Barbershopera II is written by company founders Rob Castell and Tom Sadler who perform it, alongside Lara Stubbs and Pete Sorel-Cameron in the shape of a comedy barbershop quartet. The plot, insomuch as it is important, concerns a Catalan matador Esteve who inherits a barber shop in Norfolk from his long-lost father but faces opposition from hostile locals and his hairdressing rival, Trevor Sorbet. There’s then an insane amount of twists and turns which get increasingly daft and surreal. The main twist though is that it’s performed in different harmony groupings throughout (though rarely as a barbershop quartet interestingly enough).
The show really caught light for me with a brilliant medley of songs during the hairdressing competition which skillfully wove in a whole raft of jokes, both visual and lyrical through five completely different styles in quick succession. Lyrically, the songs are excellent throughout, always provoking laughter, but it is sometimes hard to escape the feeling that this is one (albeit excellent) trick that is drawn out for too long.
There’s no doubting the impressive vocal skills on display here and it almost seems churlish to criticise given the workrate, but hard work alone isn’t enough. Production values are perilously, shabbily low, the tunes just aren’t memorable enough, and there isn’t enough genuine quartet singing which minimises the genuine impact that the barbershop style has to offer. With such a surreal story that doesn’t engage one emotionally, there’s only so long one can admire good singing and sadly one ends up feeling a bit blase, despite the technical expertise on show.

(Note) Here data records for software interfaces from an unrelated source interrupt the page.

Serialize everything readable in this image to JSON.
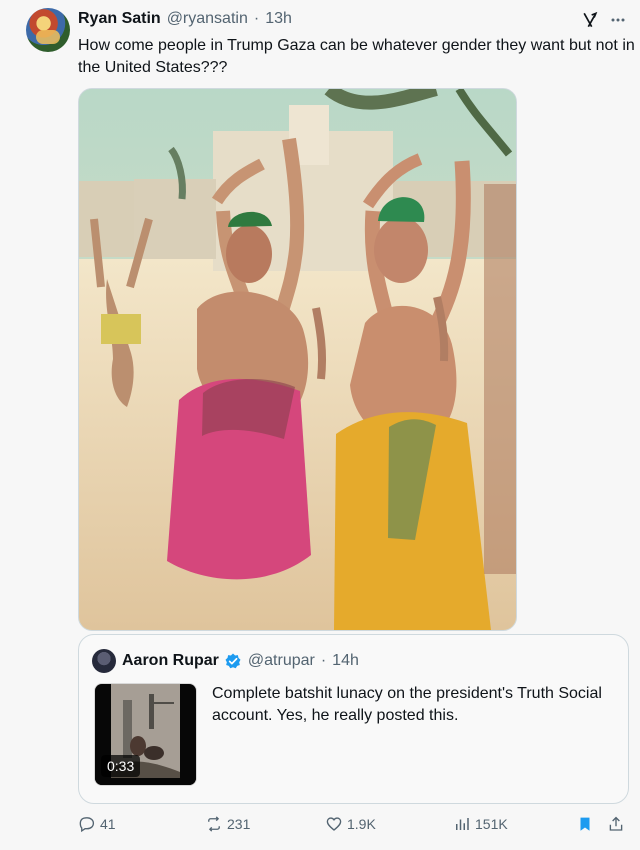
{
  "tweet": {
    "author_name": "Ryan Satin",
    "handle": "@ryansatin",
    "separator": "·",
    "time": "13h",
    "text": "How come people in Trump Gaza can be whatever gender they want but not in the United States???",
    "icons": [
      "grok-icon",
      "more-icon"
    ]
  },
  "quoted_tweet": {
    "author_name": "Aaron Rupar",
    "handle": "@atrupar",
    "separator": "·",
    "time": "14h",
    "text": "Complete batshit lunacy on the president's Truth Social account. Yes, he really posted this.",
    "video_duration": "0:33"
  },
  "actions": {
    "replies": "41",
    "reposts": "231",
    "likes": "1.9K",
    "views": "151K"
  },
  "colors": {
    "text": "#0f1419",
    "muted": "#536471",
    "verified": "#1d9bf0",
    "bookmark": "#1d9bf0",
    "border": "#cfd9de"
  }
}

Aside from the lyrics, nothing else really feels quite up to the necessary standard to elevate this from comedy festival success to genuine theatrical success, but I do think there is much potential in Castell and Sadler’s writing.